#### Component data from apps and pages

————

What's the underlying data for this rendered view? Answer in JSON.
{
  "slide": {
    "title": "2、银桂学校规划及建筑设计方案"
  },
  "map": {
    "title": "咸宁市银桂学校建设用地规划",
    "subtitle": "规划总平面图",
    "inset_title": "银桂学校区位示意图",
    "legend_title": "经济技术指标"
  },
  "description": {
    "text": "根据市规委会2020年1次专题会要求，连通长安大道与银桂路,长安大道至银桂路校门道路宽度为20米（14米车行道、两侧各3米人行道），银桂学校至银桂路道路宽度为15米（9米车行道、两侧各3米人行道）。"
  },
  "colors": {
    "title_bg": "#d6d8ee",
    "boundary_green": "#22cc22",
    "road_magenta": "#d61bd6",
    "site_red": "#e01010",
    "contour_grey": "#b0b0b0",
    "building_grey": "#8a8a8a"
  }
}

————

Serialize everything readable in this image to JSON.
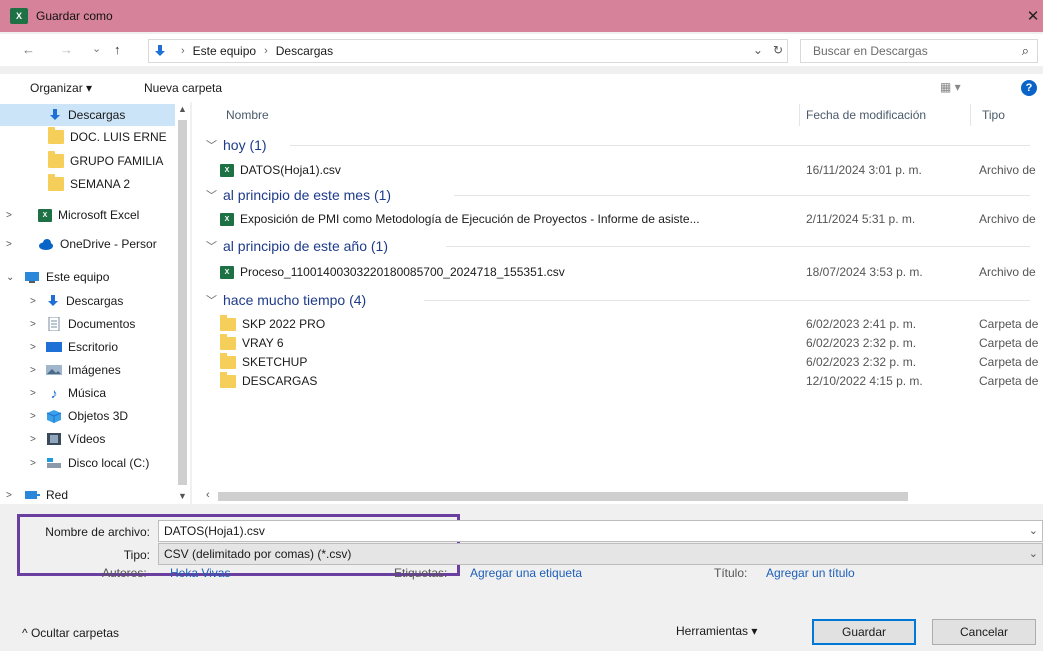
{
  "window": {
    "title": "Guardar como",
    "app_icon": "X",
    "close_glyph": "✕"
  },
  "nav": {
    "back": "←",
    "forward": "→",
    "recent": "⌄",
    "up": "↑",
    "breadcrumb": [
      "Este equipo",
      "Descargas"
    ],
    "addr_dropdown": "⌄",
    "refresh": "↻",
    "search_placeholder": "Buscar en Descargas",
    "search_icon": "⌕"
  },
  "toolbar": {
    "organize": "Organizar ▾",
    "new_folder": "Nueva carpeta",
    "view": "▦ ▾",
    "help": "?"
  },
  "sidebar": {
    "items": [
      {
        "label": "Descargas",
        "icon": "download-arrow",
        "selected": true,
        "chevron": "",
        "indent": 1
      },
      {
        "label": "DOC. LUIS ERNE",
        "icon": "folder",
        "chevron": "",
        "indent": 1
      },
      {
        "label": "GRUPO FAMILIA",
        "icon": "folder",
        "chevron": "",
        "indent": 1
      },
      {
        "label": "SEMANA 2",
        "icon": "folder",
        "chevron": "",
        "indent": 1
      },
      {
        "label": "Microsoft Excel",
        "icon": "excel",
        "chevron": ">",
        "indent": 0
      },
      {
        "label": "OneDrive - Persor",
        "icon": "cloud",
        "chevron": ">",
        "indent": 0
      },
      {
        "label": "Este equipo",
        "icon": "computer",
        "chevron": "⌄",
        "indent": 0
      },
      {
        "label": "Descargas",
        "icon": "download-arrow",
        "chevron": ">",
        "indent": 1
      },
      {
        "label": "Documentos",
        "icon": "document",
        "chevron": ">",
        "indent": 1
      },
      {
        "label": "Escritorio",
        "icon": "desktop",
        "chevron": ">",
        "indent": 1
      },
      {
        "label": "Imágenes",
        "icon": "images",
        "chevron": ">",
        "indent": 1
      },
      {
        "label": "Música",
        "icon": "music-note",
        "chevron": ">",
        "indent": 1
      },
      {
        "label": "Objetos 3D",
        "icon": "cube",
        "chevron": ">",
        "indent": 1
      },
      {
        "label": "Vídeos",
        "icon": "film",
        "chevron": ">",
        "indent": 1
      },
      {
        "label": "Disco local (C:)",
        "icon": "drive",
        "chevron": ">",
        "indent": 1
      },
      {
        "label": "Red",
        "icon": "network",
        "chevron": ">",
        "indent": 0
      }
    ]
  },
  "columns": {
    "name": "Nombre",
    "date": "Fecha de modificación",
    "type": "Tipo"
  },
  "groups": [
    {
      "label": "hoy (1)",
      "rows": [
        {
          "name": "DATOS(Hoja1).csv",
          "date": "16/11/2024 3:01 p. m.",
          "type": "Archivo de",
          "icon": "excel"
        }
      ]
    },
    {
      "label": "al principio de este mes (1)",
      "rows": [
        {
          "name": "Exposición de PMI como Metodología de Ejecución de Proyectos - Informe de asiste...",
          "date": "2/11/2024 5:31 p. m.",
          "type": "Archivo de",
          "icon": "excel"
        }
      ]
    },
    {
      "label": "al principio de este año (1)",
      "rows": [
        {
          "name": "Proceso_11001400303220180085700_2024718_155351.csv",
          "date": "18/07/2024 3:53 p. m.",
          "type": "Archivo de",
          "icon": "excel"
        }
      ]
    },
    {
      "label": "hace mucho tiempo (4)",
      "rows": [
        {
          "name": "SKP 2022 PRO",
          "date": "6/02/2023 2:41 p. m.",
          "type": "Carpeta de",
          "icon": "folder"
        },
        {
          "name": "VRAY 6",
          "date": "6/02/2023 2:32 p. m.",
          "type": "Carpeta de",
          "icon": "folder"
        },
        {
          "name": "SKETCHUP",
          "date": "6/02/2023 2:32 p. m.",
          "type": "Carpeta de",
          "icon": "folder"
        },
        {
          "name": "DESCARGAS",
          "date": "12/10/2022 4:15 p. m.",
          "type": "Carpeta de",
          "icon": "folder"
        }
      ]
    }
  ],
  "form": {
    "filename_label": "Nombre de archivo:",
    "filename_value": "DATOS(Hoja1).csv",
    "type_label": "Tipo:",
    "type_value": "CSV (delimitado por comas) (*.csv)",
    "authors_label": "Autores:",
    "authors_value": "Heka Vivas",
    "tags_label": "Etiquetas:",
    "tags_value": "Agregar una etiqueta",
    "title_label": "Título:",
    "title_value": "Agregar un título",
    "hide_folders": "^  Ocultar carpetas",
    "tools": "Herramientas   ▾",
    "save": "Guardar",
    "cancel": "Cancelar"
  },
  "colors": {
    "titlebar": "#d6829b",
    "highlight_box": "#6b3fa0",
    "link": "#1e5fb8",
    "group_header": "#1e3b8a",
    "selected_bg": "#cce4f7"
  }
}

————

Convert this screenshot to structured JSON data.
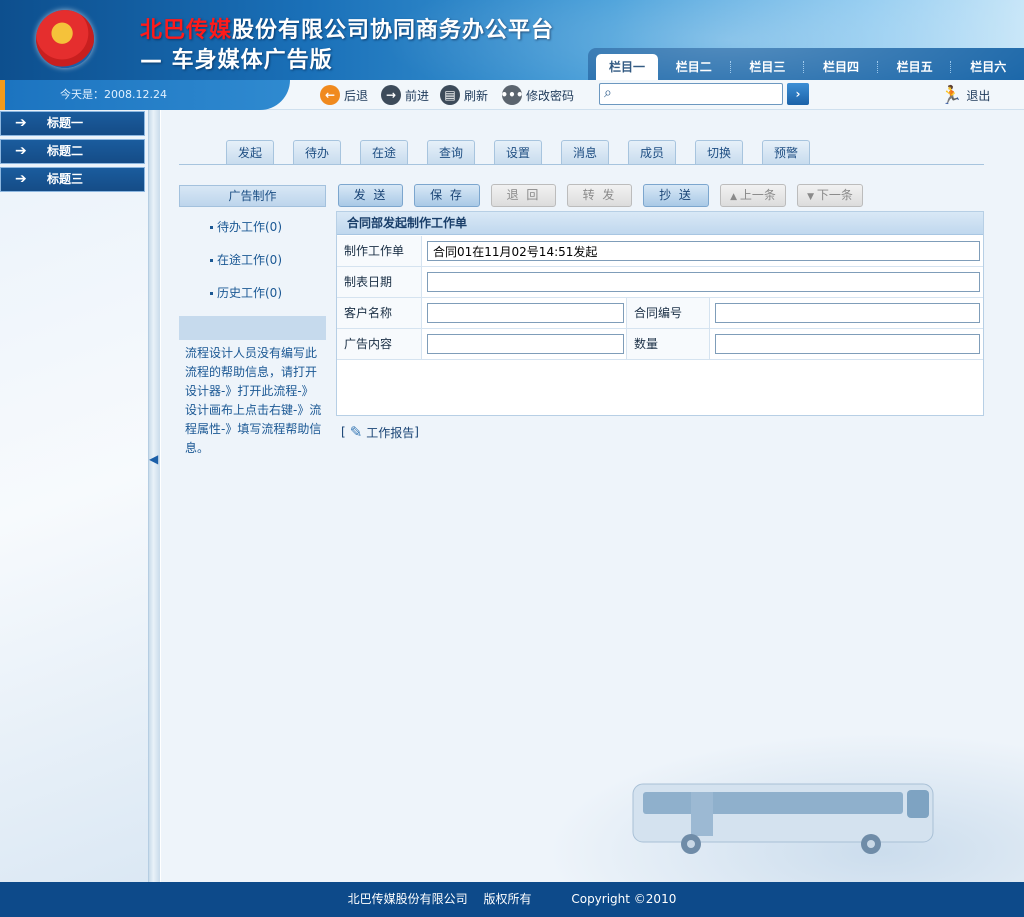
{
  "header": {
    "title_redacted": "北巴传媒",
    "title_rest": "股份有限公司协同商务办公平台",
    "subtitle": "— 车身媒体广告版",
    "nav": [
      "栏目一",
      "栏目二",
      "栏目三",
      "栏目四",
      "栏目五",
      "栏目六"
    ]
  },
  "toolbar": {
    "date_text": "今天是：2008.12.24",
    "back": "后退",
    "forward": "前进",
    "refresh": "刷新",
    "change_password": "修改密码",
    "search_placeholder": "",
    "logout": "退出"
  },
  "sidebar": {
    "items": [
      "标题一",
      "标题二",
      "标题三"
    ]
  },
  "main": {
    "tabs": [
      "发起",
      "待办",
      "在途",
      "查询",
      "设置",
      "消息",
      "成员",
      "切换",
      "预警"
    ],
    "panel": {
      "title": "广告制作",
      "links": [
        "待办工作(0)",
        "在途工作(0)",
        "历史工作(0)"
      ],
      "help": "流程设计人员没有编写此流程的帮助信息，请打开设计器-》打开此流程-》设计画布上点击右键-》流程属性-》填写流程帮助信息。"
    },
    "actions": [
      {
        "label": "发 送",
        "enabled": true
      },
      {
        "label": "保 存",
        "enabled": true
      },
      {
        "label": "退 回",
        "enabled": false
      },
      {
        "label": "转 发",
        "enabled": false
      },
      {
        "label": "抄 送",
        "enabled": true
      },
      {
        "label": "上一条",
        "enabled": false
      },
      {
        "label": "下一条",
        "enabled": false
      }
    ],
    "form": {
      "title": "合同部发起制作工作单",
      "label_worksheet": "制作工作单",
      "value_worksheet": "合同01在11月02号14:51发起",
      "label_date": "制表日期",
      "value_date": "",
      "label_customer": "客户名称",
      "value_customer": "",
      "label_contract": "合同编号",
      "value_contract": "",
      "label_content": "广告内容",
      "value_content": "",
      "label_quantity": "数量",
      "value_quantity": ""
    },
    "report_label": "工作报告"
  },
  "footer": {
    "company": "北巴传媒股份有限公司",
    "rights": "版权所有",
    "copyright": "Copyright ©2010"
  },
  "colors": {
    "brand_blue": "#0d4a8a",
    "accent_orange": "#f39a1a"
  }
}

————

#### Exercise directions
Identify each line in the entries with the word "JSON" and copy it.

#### Worked solution
What's the underlying data for this rendered view? Answer in JSON.
Serialize everything readable in this image to JSON.
Convert this screenshot to structured JSON data.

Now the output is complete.